> **ACTIVITY**
Give back every record below in full and exactly, but without a single image.
▼
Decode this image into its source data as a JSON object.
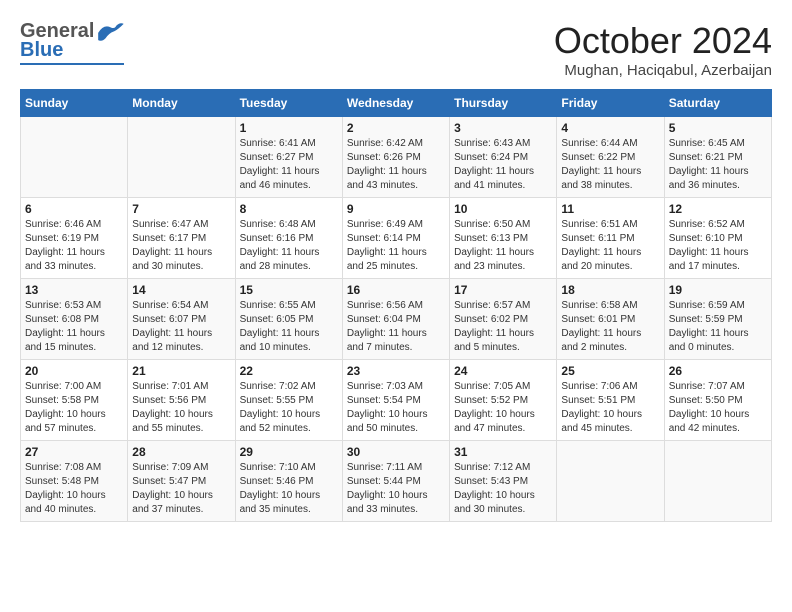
{
  "header": {
    "logo": {
      "line1": "General",
      "line2": "Blue"
    },
    "title": "October 2024",
    "subtitle": "Mughan, Haciqabul, Azerbaijan"
  },
  "weekdays": [
    "Sunday",
    "Monday",
    "Tuesday",
    "Wednesday",
    "Thursday",
    "Friday",
    "Saturday"
  ],
  "weeks": [
    [
      {
        "day": "",
        "info": ""
      },
      {
        "day": "",
        "info": ""
      },
      {
        "day": "1",
        "info": "Sunrise: 6:41 AM\nSunset: 6:27 PM\nDaylight: 11 hours and 46 minutes."
      },
      {
        "day": "2",
        "info": "Sunrise: 6:42 AM\nSunset: 6:26 PM\nDaylight: 11 hours and 43 minutes."
      },
      {
        "day": "3",
        "info": "Sunrise: 6:43 AM\nSunset: 6:24 PM\nDaylight: 11 hours and 41 minutes."
      },
      {
        "day": "4",
        "info": "Sunrise: 6:44 AM\nSunset: 6:22 PM\nDaylight: 11 hours and 38 minutes."
      },
      {
        "day": "5",
        "info": "Sunrise: 6:45 AM\nSunset: 6:21 PM\nDaylight: 11 hours and 36 minutes."
      }
    ],
    [
      {
        "day": "6",
        "info": "Sunrise: 6:46 AM\nSunset: 6:19 PM\nDaylight: 11 hours and 33 minutes."
      },
      {
        "day": "7",
        "info": "Sunrise: 6:47 AM\nSunset: 6:17 PM\nDaylight: 11 hours and 30 minutes."
      },
      {
        "day": "8",
        "info": "Sunrise: 6:48 AM\nSunset: 6:16 PM\nDaylight: 11 hours and 28 minutes."
      },
      {
        "day": "9",
        "info": "Sunrise: 6:49 AM\nSunset: 6:14 PM\nDaylight: 11 hours and 25 minutes."
      },
      {
        "day": "10",
        "info": "Sunrise: 6:50 AM\nSunset: 6:13 PM\nDaylight: 11 hours and 23 minutes."
      },
      {
        "day": "11",
        "info": "Sunrise: 6:51 AM\nSunset: 6:11 PM\nDaylight: 11 hours and 20 minutes."
      },
      {
        "day": "12",
        "info": "Sunrise: 6:52 AM\nSunset: 6:10 PM\nDaylight: 11 hours and 17 minutes."
      }
    ],
    [
      {
        "day": "13",
        "info": "Sunrise: 6:53 AM\nSunset: 6:08 PM\nDaylight: 11 hours and 15 minutes."
      },
      {
        "day": "14",
        "info": "Sunrise: 6:54 AM\nSunset: 6:07 PM\nDaylight: 11 hours and 12 minutes."
      },
      {
        "day": "15",
        "info": "Sunrise: 6:55 AM\nSunset: 6:05 PM\nDaylight: 11 hours and 10 minutes."
      },
      {
        "day": "16",
        "info": "Sunrise: 6:56 AM\nSunset: 6:04 PM\nDaylight: 11 hours and 7 minutes."
      },
      {
        "day": "17",
        "info": "Sunrise: 6:57 AM\nSunset: 6:02 PM\nDaylight: 11 hours and 5 minutes."
      },
      {
        "day": "18",
        "info": "Sunrise: 6:58 AM\nSunset: 6:01 PM\nDaylight: 11 hours and 2 minutes."
      },
      {
        "day": "19",
        "info": "Sunrise: 6:59 AM\nSunset: 5:59 PM\nDaylight: 11 hours and 0 minutes."
      }
    ],
    [
      {
        "day": "20",
        "info": "Sunrise: 7:00 AM\nSunset: 5:58 PM\nDaylight: 10 hours and 57 minutes."
      },
      {
        "day": "21",
        "info": "Sunrise: 7:01 AM\nSunset: 5:56 PM\nDaylight: 10 hours and 55 minutes."
      },
      {
        "day": "22",
        "info": "Sunrise: 7:02 AM\nSunset: 5:55 PM\nDaylight: 10 hours and 52 minutes."
      },
      {
        "day": "23",
        "info": "Sunrise: 7:03 AM\nSunset: 5:54 PM\nDaylight: 10 hours and 50 minutes."
      },
      {
        "day": "24",
        "info": "Sunrise: 7:05 AM\nSunset: 5:52 PM\nDaylight: 10 hours and 47 minutes."
      },
      {
        "day": "25",
        "info": "Sunrise: 7:06 AM\nSunset: 5:51 PM\nDaylight: 10 hours and 45 minutes."
      },
      {
        "day": "26",
        "info": "Sunrise: 7:07 AM\nSunset: 5:50 PM\nDaylight: 10 hours and 42 minutes."
      }
    ],
    [
      {
        "day": "27",
        "info": "Sunrise: 7:08 AM\nSunset: 5:48 PM\nDaylight: 10 hours and 40 minutes."
      },
      {
        "day": "28",
        "info": "Sunrise: 7:09 AM\nSunset: 5:47 PM\nDaylight: 10 hours and 37 minutes."
      },
      {
        "day": "29",
        "info": "Sunrise: 7:10 AM\nSunset: 5:46 PM\nDaylight: 10 hours and 35 minutes."
      },
      {
        "day": "30",
        "info": "Sunrise: 7:11 AM\nSunset: 5:44 PM\nDaylight: 10 hours and 33 minutes."
      },
      {
        "day": "31",
        "info": "Sunrise: 7:12 AM\nSunset: 5:43 PM\nDaylight: 10 hours and 30 minutes."
      },
      {
        "day": "",
        "info": ""
      },
      {
        "day": "",
        "info": ""
      }
    ]
  ]
}
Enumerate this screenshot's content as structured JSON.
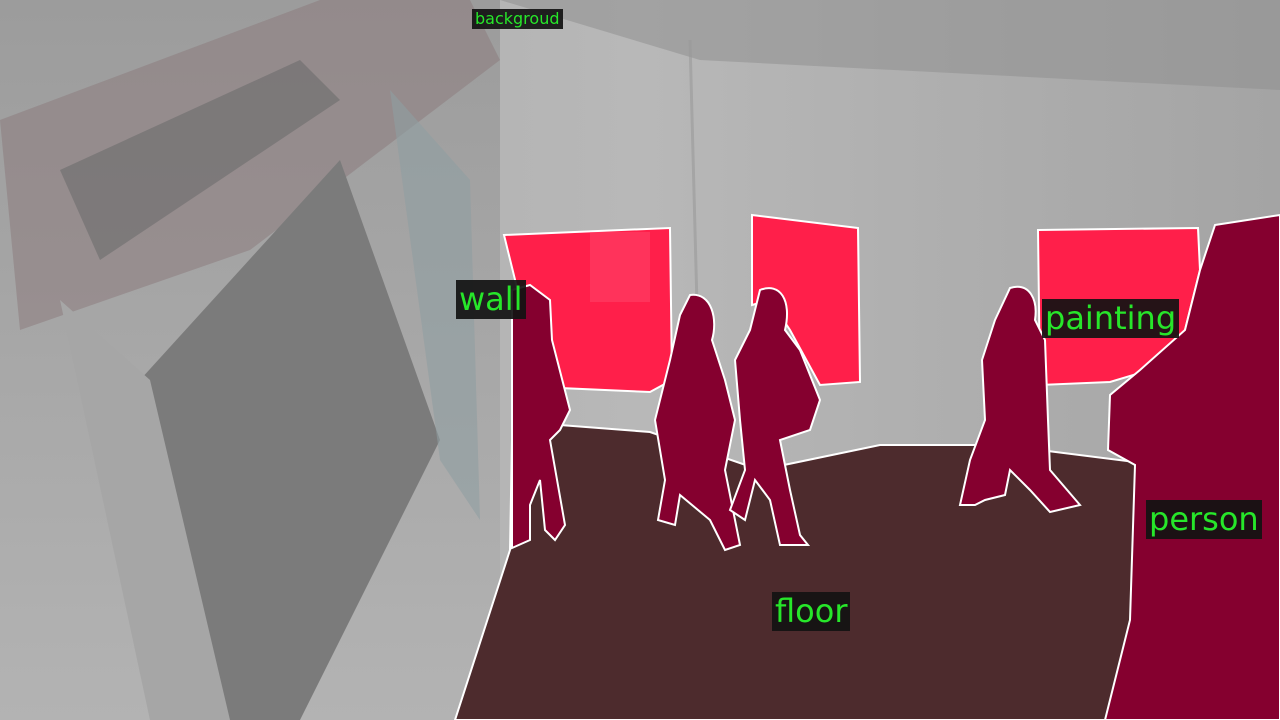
{
  "segmentation": {
    "label_color": "#27e62a",
    "outline_color": "#ffffff",
    "classes": [
      {
        "label": "backgroud",
        "color": "#9a9a9a"
      },
      {
        "label": "wall",
        "color": "#c2c2c2"
      },
      {
        "label": "painting",
        "color": "#ff1f4a"
      },
      {
        "label": "person",
        "color": "#85002f"
      },
      {
        "label": "floor",
        "color": "#4d2b2d"
      }
    ]
  }
}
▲
> **TASK RESULT**
Decode this image into its source data as a JSON object.
{
  "header": {
    "logo": {
      "line1": "General",
      "line2": "Blue"
    },
    "title": "October 2024",
    "subtitle": "Mughan, Haciqabul, Azerbaijan"
  },
  "weekdays": [
    "Sunday",
    "Monday",
    "Tuesday",
    "Wednesday",
    "Thursday",
    "Friday",
    "Saturday"
  ],
  "weeks": [
    [
      {
        "day": "",
        "info": ""
      },
      {
        "day": "",
        "info": ""
      },
      {
        "day": "1",
        "info": "Sunrise: 6:41 AM\nSunset: 6:27 PM\nDaylight: 11 hours and 46 minutes."
      },
      {
        "day": "2",
        "info": "Sunrise: 6:42 AM\nSunset: 6:26 PM\nDaylight: 11 hours and 43 minutes."
      },
      {
        "day": "3",
        "info": "Sunrise: 6:43 AM\nSunset: 6:24 PM\nDaylight: 11 hours and 41 minutes."
      },
      {
        "day": "4",
        "info": "Sunrise: 6:44 AM\nSunset: 6:22 PM\nDaylight: 11 hours and 38 minutes."
      },
      {
        "day": "5",
        "info": "Sunrise: 6:45 AM\nSunset: 6:21 PM\nDaylight: 11 hours and 36 minutes."
      }
    ],
    [
      {
        "day": "6",
        "info": "Sunrise: 6:46 AM\nSunset: 6:19 PM\nDaylight: 11 hours and 33 minutes."
      },
      {
        "day": "7",
        "info": "Sunrise: 6:47 AM\nSunset: 6:17 PM\nDaylight: 11 hours and 30 minutes."
      },
      {
        "day": "8",
        "info": "Sunrise: 6:48 AM\nSunset: 6:16 PM\nDaylight: 11 hours and 28 minutes."
      },
      {
        "day": "9",
        "info": "Sunrise: 6:49 AM\nSunset: 6:14 PM\nDaylight: 11 hours and 25 minutes."
      },
      {
        "day": "10",
        "info": "Sunrise: 6:50 AM\nSunset: 6:13 PM\nDaylight: 11 hours and 23 minutes."
      },
      {
        "day": "11",
        "info": "Sunrise: 6:51 AM\nSunset: 6:11 PM\nDaylight: 11 hours and 20 minutes."
      },
      {
        "day": "12",
        "info": "Sunrise: 6:52 AM\nSunset: 6:10 PM\nDaylight: 11 hours and 17 minutes."
      }
    ],
    [
      {
        "day": "13",
        "info": "Sunrise: 6:53 AM\nSunset: 6:08 PM\nDaylight: 11 hours and 15 minutes."
      },
      {
        "day": "14",
        "info": "Sunrise: 6:54 AM\nSunset: 6:07 PM\nDaylight: 11 hours and 12 minutes."
      },
      {
        "day": "15",
        "info": "Sunrise: 6:55 AM\nSunset: 6:05 PM\nDaylight: 11 hours and 10 minutes."
      },
      {
        "day": "16",
        "info": "Sunrise: 6:56 AM\nSunset: 6:04 PM\nDaylight: 11 hours and 7 minutes."
      },
      {
        "day": "17",
        "info": "Sunrise: 6:57 AM\nSunset: 6:02 PM\nDaylight: 11 hours and 5 minutes."
      },
      {
        "day": "18",
        "info": "Sunrise: 6:58 AM\nSunset: 6:01 PM\nDaylight: 11 hours and 2 minutes."
      },
      {
        "day": "19",
        "info": "Sunrise: 6:59 AM\nSunset: 5:59 PM\nDaylight: 11 hours and 0 minutes."
      }
    ],
    [
      {
        "day": "20",
        "info": "Sunrise: 7:00 AM\nSunset: 5:58 PM\nDaylight: 10 hours and 57 minutes."
      },
      {
        "day": "21",
        "info": "Sunrise: 7:01 AM\nSunset: 5:56 PM\nDaylight: 10 hours and 55 minutes."
      },
      {
        "day": "22",
        "info": "Sunrise: 7:02 AM\nSunset: 5:55 PM\nDaylight: 10 hours and 52 minutes."
      },
      {
        "day": "23",
        "info": "Sunrise: 7:03 AM\nSunset: 5:54 PM\nDaylight: 10 hours and 50 minutes."
      },
      {
        "day": "24",
        "info": "Sunrise: 7:05 AM\nSunset: 5:52 PM\nDaylight: 10 hours and 47 minutes."
      },
      {
        "day": "25",
        "info": "Sunrise: 7:06 AM\nSunset: 5:51 PM\nDaylight: 10 hours and 45 minutes."
      },
      {
        "day": "26",
        "info": "Sunrise: 7:07 AM\nSunset: 5:50 PM\nDaylight: 10 hours and 42 minutes."
      }
    ],
    [
      {
        "day": "27",
        "info": "Sunrise: 7:08 AM\nSunset: 5:48 PM\nDaylight: 10 hours and 40 minutes."
      },
      {
        "day": "28",
        "info": "Sunrise: 7:09 AM\nSunset: 5:47 PM\nDaylight: 10 hours and 37 minutes."
      },
      {
        "day": "29",
        "info": "Sunrise: 7:10 AM\nSunset: 5:46 PM\nDaylight: 10 hours and 35 minutes."
      },
      {
        "day": "30",
        "info": "Sunrise: 7:11 AM\nSunset: 5:44 PM\nDaylight: 10 hours and 33 minutes."
      },
      {
        "day": "31",
        "info": "Sunrise: 7:12 AM\nSunset: 5:43 PM\nDaylight: 10 hours and 30 minutes."
      },
      {
        "day": "",
        "info": ""
      },
      {
        "day": "",
        "info": ""
      }
    ]
  ]
}
Enumerate this screenshot's content as structured JSON.
{
  "segmentation": {
    "label_color": "#27e62a",
    "outline_color": "#ffffff",
    "classes": [
      {
        "label": "backgroud",
        "color": "#9a9a9a"
      },
      {
        "label": "wall",
        "color": "#c2c2c2"
      },
      {
        "label": "painting",
        "color": "#ff1f4a"
      },
      {
        "label": "person",
        "color": "#85002f"
      },
      {
        "label": "floor",
        "color": "#4d2b2d"
      }
    ]
  }
}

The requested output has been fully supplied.